[[ RECORDED DATA, beginning ]]

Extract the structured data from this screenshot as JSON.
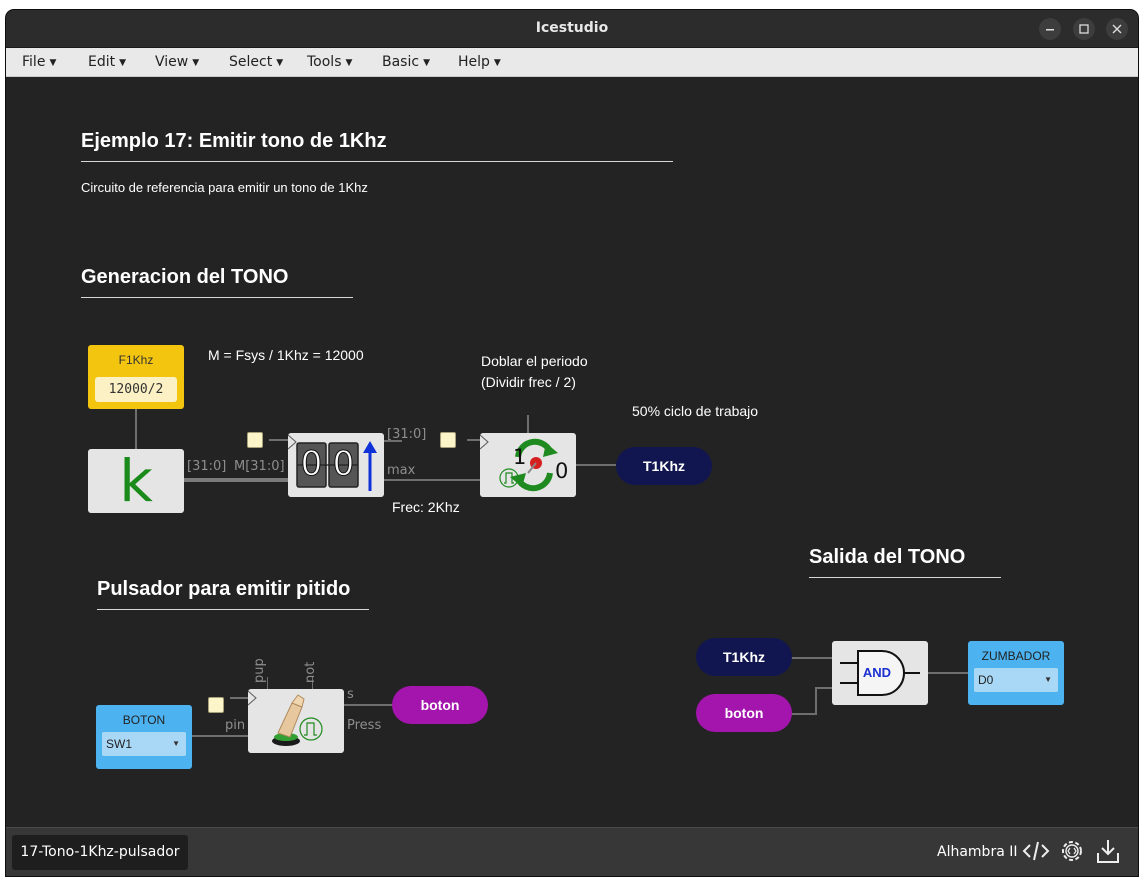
{
  "window": {
    "title": "Icestudio"
  },
  "menu": [
    {
      "label": "File"
    },
    {
      "label": "Edit"
    },
    {
      "label": "View"
    },
    {
      "label": "Select"
    },
    {
      "label": "Tools"
    },
    {
      "label": "Basic"
    },
    {
      "label": "Help"
    }
  ],
  "headings": {
    "main": "Ejemplo 17: Emitir tono de 1Khz",
    "generation": "Generacion del TONO",
    "button": "Pulsador para emitir pitido",
    "output": "Salida del TONO"
  },
  "notes": {
    "description": "Circuito de referencia para emitir un tono de 1Khz",
    "formula": "M = Fsys / 1Khz = 12000",
    "double_line1": "Doblar el periodo",
    "double_line2": "(Dividir frec / 2)",
    "duty": "50% ciclo de trabajo",
    "freq": "Frec: 2Khz"
  },
  "constant": {
    "label": "F1Khz",
    "value": "12000/2",
    "symbol": "k"
  },
  "ports": {
    "bus1": "[31:0]",
    "m": "M[31:0]",
    "bus2": "[31:0]",
    "max": "max",
    "pup": "pup",
    "not": "not",
    "pin": "pin",
    "s": "s",
    "press": "Press"
  },
  "counter": {
    "digit1": "0",
    "digit2": "0"
  },
  "toggle": {
    "one": "1",
    "zero": "0"
  },
  "labels": {
    "t1khz_out": "T1Khz",
    "boton_out": "boton",
    "t1khz_in": "T1Khz",
    "boton_in": "boton",
    "and": "AND"
  },
  "inputs": {
    "boton": {
      "label": "BOTON",
      "value": "SW1"
    },
    "zumbador": {
      "label": "ZUMBADOR",
      "value": "D0"
    }
  },
  "status": {
    "tab": "17-Tono-1Khz-pulsador",
    "board": "Alhambra II"
  },
  "colors": {
    "canvas": "#232323",
    "constant": "#f4c50f",
    "io": "#4db2f0",
    "label_navy": "#111650",
    "label_magenta": "#a315ac"
  }
}
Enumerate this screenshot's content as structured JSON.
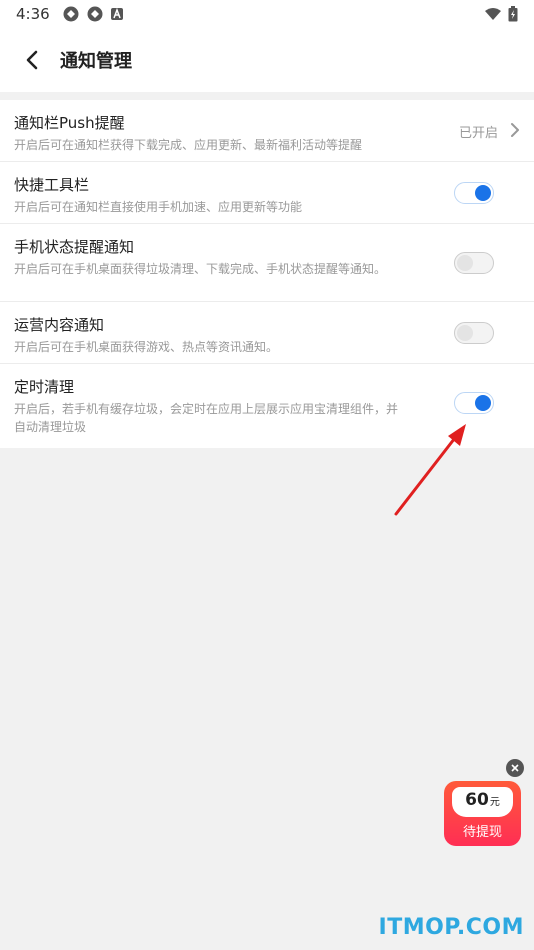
{
  "status_bar": {
    "time": "4:36",
    "left_icons": [
      "app-icon",
      "app-icon",
      "a-icon"
    ],
    "right_icons": [
      "wifi-icon",
      "battery-icon"
    ]
  },
  "header": {
    "title": "通知管理",
    "back_icon": "back-arrow-icon"
  },
  "settings": [
    {
      "key": "push",
      "title": "通知栏Push提醒",
      "desc": "开启后可在通知栏获得下载完成、应用更新、最新福利活动等提醒",
      "status_text": "已开启",
      "control": "chevron"
    },
    {
      "key": "quick",
      "title": "快捷工具栏",
      "desc": "开启后可在通知栏直接使用手机加速、应用更新等功能",
      "toggle": true
    },
    {
      "key": "status",
      "title": "手机状态提醒通知",
      "desc": "开启后可在手机桌面获得垃圾清理、下载完成、手机状态提醒等通知。",
      "toggle": false
    },
    {
      "key": "ops",
      "title": "运营内容通知",
      "desc": "开启后可在手机桌面获得游戏、热点等资讯通知。",
      "toggle": false
    },
    {
      "key": "clean",
      "title": "定时清理",
      "desc": "开启后，若手机有缓存垃圾，会定时在应用上层展示应用宝清理组件，并自动清理垃圾",
      "toggle": true
    }
  ],
  "promo": {
    "amount": "60",
    "unit": "元",
    "label": "待提现"
  },
  "watermark": "ITMOP.COM",
  "colors": {
    "accent": "#1a73e8",
    "arrow": "#e02020",
    "watermark": "#2ea8e0"
  }
}
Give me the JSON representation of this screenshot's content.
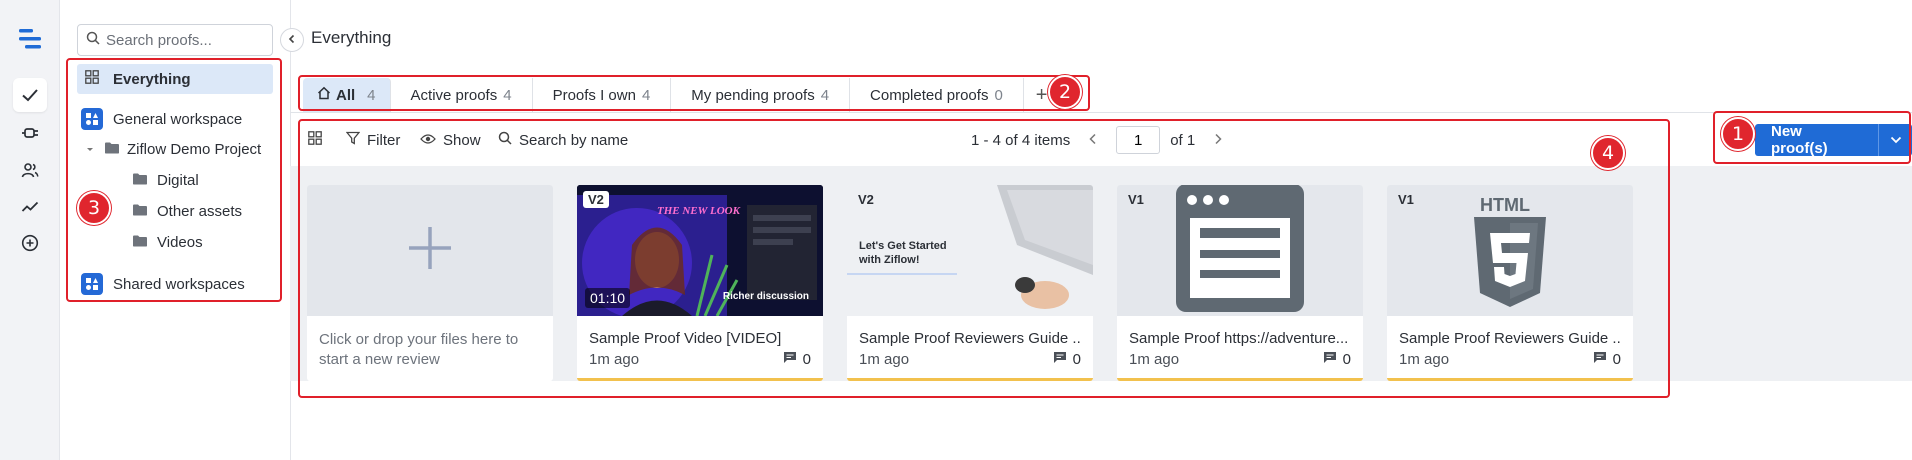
{
  "rail": {
    "icons": [
      "logo-icon",
      "check-icon",
      "plug-icon",
      "users-icon",
      "activity-icon",
      "add-circle-icon"
    ]
  },
  "sidebar": {
    "search_placeholder": "Search proofs...",
    "everything": "Everything",
    "general_workspace": "General workspace",
    "project": "Ziflow Demo Project",
    "folders": [
      "Digital",
      "Other assets",
      "Videos"
    ],
    "shared_workspaces": "Shared workspaces"
  },
  "header": {
    "title": "Everything"
  },
  "tabs": [
    {
      "label": "All",
      "count": "4"
    },
    {
      "label": "Active proofs",
      "count": "4"
    },
    {
      "label": "Proofs I own",
      "count": "4"
    },
    {
      "label": "My pending proofs",
      "count": "4"
    },
    {
      "label": "Completed proofs",
      "count": "0"
    }
  ],
  "tab_add": "+",
  "toolbar": {
    "filter": "Filter",
    "show": "Show",
    "search": "Search by name",
    "range": "1 - 4 of 4 items",
    "page": "1",
    "of": "of 1"
  },
  "new_button": {
    "label": "New proof(s)"
  },
  "drop_card": {
    "text": "Click or drop your files here to start a new review"
  },
  "cards": [
    {
      "version": "V2",
      "name": "Sample Proof Video [VIDEO]",
      "time": "1m ago",
      "comments": "0",
      "duration": "01:10",
      "headline": "THE NEW LOOK",
      "caption": "Richer discussion"
    },
    {
      "version": "V2",
      "name": "Sample Proof Reviewers Guide ...",
      "time": "1m ago",
      "comments": "0",
      "thumb_text": "Let's Get Started with Ziflow!"
    },
    {
      "version": "V1",
      "name": "Sample Proof https://adventure...",
      "time": "1m ago",
      "comments": "0"
    },
    {
      "version": "V1",
      "name": "Sample Proof Reviewers Guide ...",
      "time": "1m ago",
      "comments": "0",
      "thumb_text": "HTML"
    }
  ],
  "markers": [
    "1",
    "2",
    "3",
    "4"
  ],
  "colors": {
    "accent": "#1f6bd6",
    "annotation": "#e0202a",
    "status_bar": "#f2c14e",
    "tab_active": "#dce8f8"
  }
}
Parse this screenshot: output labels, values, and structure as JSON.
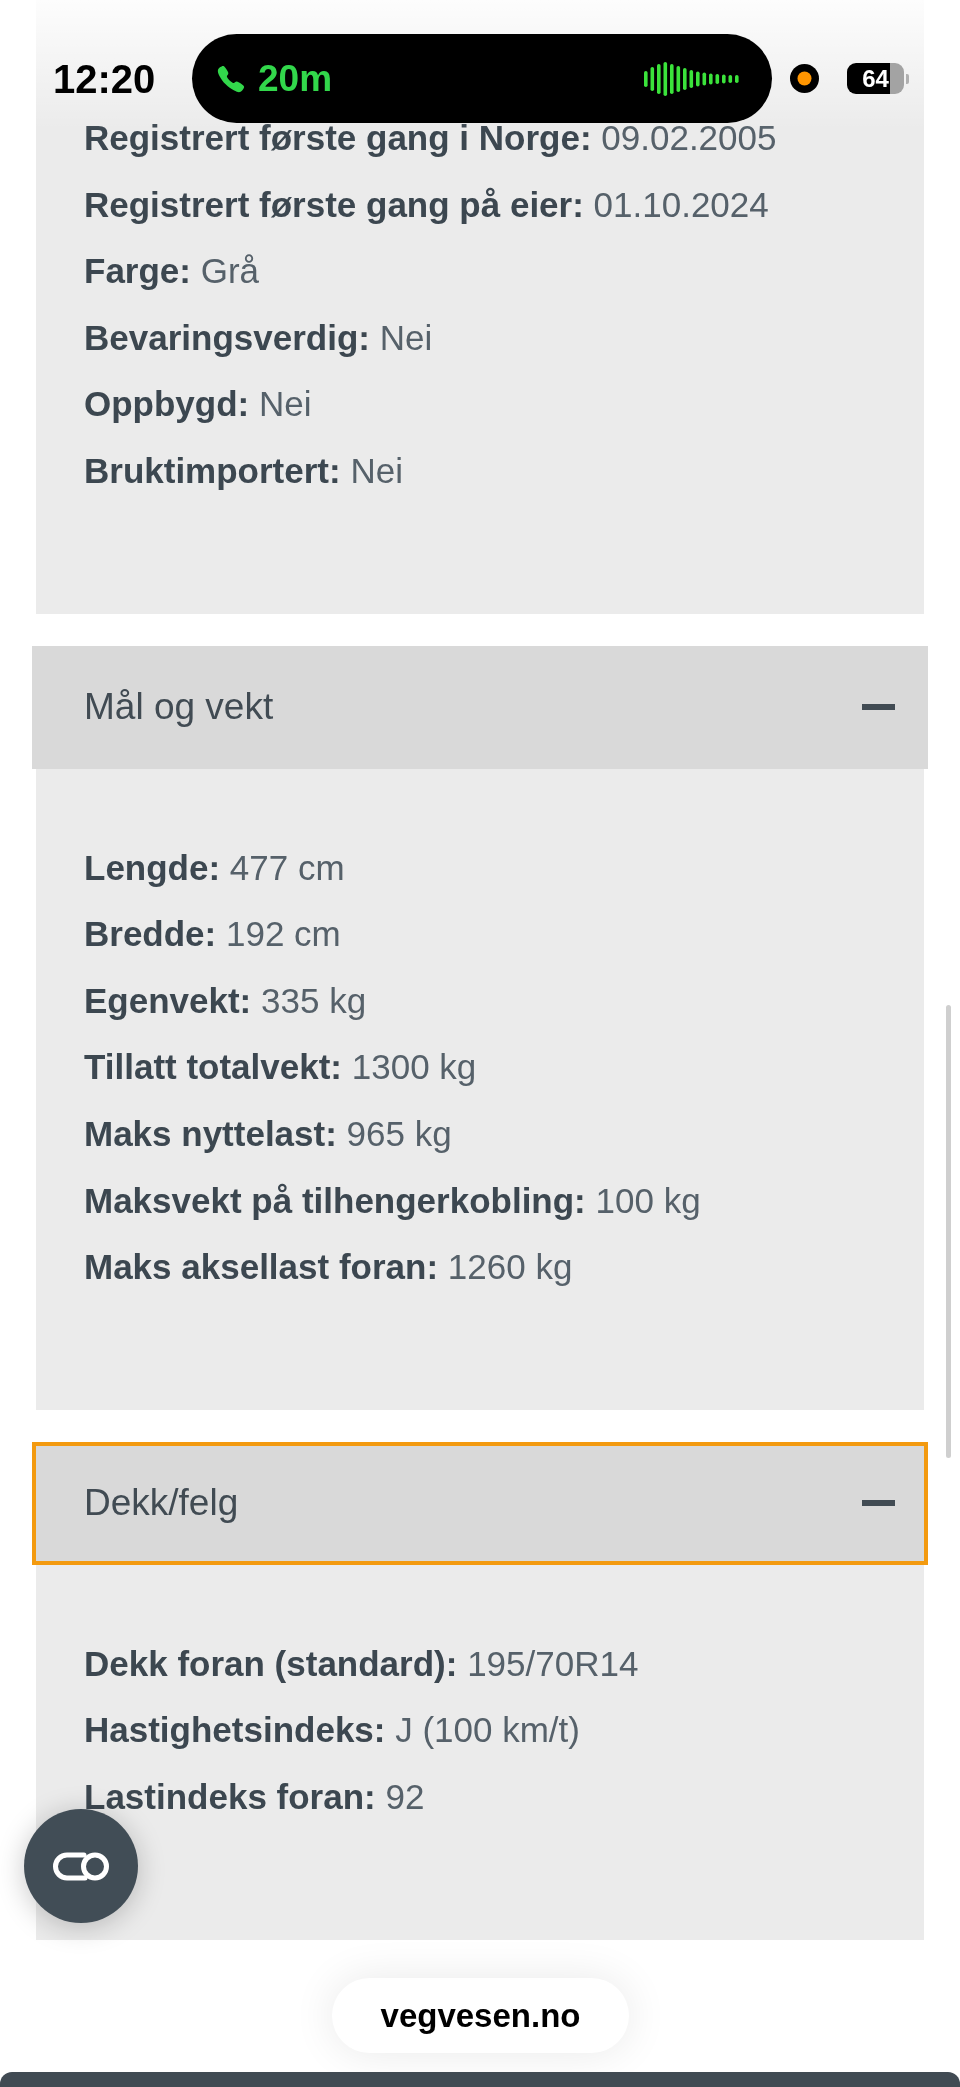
{
  "status_bar": {
    "time": "12:20",
    "call_duration": "20m",
    "battery": "64"
  },
  "sections": [
    {
      "expanded": true,
      "rows": [
        {
          "label": "Registrert første gang i Norge:",
          "value": "09.02.2005"
        },
        {
          "label": "Registrert første gang på eier:",
          "value": "01.10.2024"
        },
        {
          "label": "Farge:",
          "value": "Grå"
        },
        {
          "label": "Bevaringsverdig:",
          "value": "Nei"
        },
        {
          "label": "Oppbygd:",
          "value": "Nei"
        },
        {
          "label": "Bruktimportert:",
          "value": "Nei"
        }
      ]
    },
    {
      "title": "Mål og vekt",
      "expanded": true,
      "focused": false,
      "rows": [
        {
          "label": "Lengde:",
          "value": "477 cm"
        },
        {
          "label": "Bredde:",
          "value": "192 cm"
        },
        {
          "label": "Egenvekt:",
          "value": "335 kg"
        },
        {
          "label": "Tillatt totalvekt:",
          "value": "1300 kg"
        },
        {
          "label": "Maks nyttelast:",
          "value": "965 kg"
        },
        {
          "label": "Maksvekt på tilhengerkobling:",
          "value": "100 kg"
        },
        {
          "label": "Maks aksellast foran:",
          "value": "1260 kg"
        }
      ]
    },
    {
      "title": "Dekk/felg",
      "expanded": true,
      "focused": true,
      "rows": [
        {
          "label": "Dekk foran (standard):",
          "value": "195/70R14"
        },
        {
          "label": "Hastighetsindeks:",
          "value": "J (100 km/t)"
        },
        {
          "label": "Lastindeks foran:",
          "value": "92"
        }
      ]
    }
  ],
  "address_bar": {
    "url": "vegvesen.no"
  }
}
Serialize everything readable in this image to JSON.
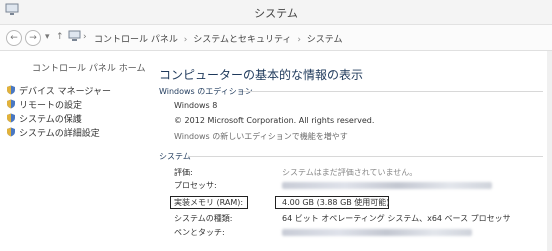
{
  "window": {
    "title": "システム",
    "icon": "computer-icon"
  },
  "address": {
    "nav": {
      "back": "back-icon",
      "forward": "forward-icon",
      "recent": "chevron-down-icon",
      "up": "up-arrow-icon"
    },
    "breadcrumbs": [
      "コントロール パネル",
      "システムとセキュリティ",
      "システム"
    ],
    "separator": "›"
  },
  "sidebar": {
    "home": "コントロール パネル ホーム",
    "items": [
      {
        "label": "デバイス マネージャー",
        "icon": "shield-icon"
      },
      {
        "label": "リモートの設定",
        "icon": "shield-icon"
      },
      {
        "label": "システムの保護",
        "icon": "shield-icon"
      },
      {
        "label": "システムの詳細設定",
        "icon": "shield-icon"
      }
    ]
  },
  "main": {
    "heading": "コンピューターの基本的な情報の表示",
    "edition": {
      "section": "Windows のエディション",
      "name": "Windows 8",
      "copyright": "© 2012 Microsoft Corporation. All rights reserved.",
      "upgrade_link": "Windows の新しいエディションで機能を増やす"
    },
    "system": {
      "section": "システム",
      "rating_label": "評価:",
      "rating_value": "システムはまだ評価されていません。",
      "processor_label": "プロセッサ:",
      "ram_label": "実装メモリ (RAM):",
      "ram_value": "4.00 GB (3.88 GB 使用可能)",
      "type_label": "システムの種類:",
      "type_value": "64 ビット オペレーティング システム、x64 ベース プロセッサ",
      "pen_label": "ペンとタッチ:"
    }
  }
}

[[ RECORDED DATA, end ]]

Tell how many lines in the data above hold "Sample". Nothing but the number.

4